Ostara (around March 21)   —   The words "Easter" and "estrogen" are derived from the name of this Sabbat.   It is a spring planting festival that celebrates the return of fertility to the land, and thus its symbol is an egg.   The Sun Child is now an adolescent; because the Great Mother Goddess has been growing younger and younger ever since December 21, they are now the same age (Ostara is an equinox day), and she welcomes his embrace.   They conceive a child who will be born at the next Winter Solstice (Yule).   It is a chaotic, sensual time.

Other names for Ostara:   Yster, Alban Eilir, Eostre, Bacchanalia, Lady Day, Gwyl Canol Gwenwynol (and, of course, "Easter").


Beltane (April 30)   —   "Beltane" means "bright fire."   It involves the lighting of bonfires and the winding of the May Pole.   Traditionally, this is the Sabbat when the Great Rite (which involves sexual intercourse) is celebrated.

The cattle had been penned up all winter (no reason to let them graze, since there hadn't been any any grass growing), and this was the day when they were first let out to wander the meadows.   Two bonfires would be lit, and the cattle would be driven between them (not too easy to do, since cattle are afraid of fire).   This ritual was believed to "purify" the cattle and make them fertile during the spring.

Other names for Beltane:   Beltine, Beltaine, Bealtine, Bealtaine, Belotinia, Walpurgisnacht, Cyntefyn, May Eve, Roodmas, Roodmass, Cethsamhain, Nos Galon-Mai.


Litha (around June 21)   —   It was believed that whatever one dreamed on this night would come true (thus the Shakespeare play A Midsummer Night's Dream).   On this longest day of the year, the Sun God is at the peak of his power.

Astronomically speaking, Litha is the first day of summer.   In some cultures, the ancient calendars showed summer beginning on May 1 and ending on August 1.   Thus June 21 was, to them, "midsummer."

Other names for Litha:   Alba Helfin, Midsummer, Vestalia, Whitsuntide, Gwyl Canol Haf.


Lughnassadh (August 1)   —   A festival of firstfruits (the first harvest).   It is associated with the baking of bread.   The days are becoming shorter and shorter as the Sun God's power wanes.

In ancient Ireland, sporting competitions were held to celebrate the beginning of harvest.

Other cultures have "first harvest" festivals.   The Jewish feast of Pentecost is the feast of firstfruits.   There was a ritual where the high priest would ceremonially cut the first grain in the field and wave it to Yahweh in a "wave offering."

Other names for Lughnassadh:   Lammas, Loaf-Mass, Lammas-Tide, Ceresalia, Elembiuos, First Harvest, Lad Day, Lugh Samhioldanach, Nos Calon Awst.

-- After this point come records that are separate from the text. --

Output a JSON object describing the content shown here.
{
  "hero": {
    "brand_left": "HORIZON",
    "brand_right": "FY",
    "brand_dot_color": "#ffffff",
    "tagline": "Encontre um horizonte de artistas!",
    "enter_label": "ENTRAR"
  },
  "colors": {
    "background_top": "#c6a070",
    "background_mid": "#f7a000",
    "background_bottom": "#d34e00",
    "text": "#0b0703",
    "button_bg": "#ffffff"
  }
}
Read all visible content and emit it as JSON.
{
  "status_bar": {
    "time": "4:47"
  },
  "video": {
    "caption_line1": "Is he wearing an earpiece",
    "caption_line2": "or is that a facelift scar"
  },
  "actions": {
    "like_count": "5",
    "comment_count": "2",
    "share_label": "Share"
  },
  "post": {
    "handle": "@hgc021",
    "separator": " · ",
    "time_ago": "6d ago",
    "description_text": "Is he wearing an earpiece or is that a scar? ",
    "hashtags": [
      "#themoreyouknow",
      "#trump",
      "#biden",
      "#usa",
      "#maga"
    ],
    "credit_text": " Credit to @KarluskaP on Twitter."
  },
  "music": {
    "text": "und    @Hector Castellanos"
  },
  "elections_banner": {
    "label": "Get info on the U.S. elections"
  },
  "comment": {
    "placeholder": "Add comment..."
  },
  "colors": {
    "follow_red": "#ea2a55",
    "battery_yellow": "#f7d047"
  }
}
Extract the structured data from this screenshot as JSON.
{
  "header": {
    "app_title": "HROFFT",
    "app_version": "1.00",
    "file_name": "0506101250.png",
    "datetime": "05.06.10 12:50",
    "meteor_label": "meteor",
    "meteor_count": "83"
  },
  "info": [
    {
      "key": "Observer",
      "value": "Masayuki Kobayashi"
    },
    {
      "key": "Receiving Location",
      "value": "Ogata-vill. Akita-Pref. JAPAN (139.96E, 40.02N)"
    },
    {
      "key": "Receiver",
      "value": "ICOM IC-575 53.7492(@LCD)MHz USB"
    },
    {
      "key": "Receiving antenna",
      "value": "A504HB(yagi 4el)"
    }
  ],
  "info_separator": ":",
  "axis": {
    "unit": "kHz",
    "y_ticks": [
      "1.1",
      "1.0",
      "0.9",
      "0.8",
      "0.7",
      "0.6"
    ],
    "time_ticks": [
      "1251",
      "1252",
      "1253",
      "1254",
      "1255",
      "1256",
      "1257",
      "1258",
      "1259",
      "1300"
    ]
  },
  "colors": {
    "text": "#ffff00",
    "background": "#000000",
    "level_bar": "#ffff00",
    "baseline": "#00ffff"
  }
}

Mabon (around September 21)   —   Festival of the Second Harvest.   Sometimes called the Witches' Thanksgiving.   Named for Mabon, the son of Modron, who is a hunter god.   According to tradition, this is when the old Sun God, who was born last Yule, dies.   The Great Mother is pregnant with the new Sun God, who will be born in three months.

Other names for Mabon:   Alban Elfed, Festival of Dionysus, Second Harvest, Wine Harvest, Harvest Home, Gwyl Canol Hydref, Harvest Home, Harvestide.


      "Beyond any myths, beyond the human-imposed structure of holidays and festivals, lies the true Wheel of the Year.   Forget every book you've read, everything you've been told.   Forget what our supposedly Pagan ancestors did on each holiday, what the days meant to them.   Forget everything you know about the Wheel, and go out and learn the seasons from the seasons themselves."

—   Diane Sylvan (The Circle Within)


Pertaining to the Craft Tarot Death Contact Home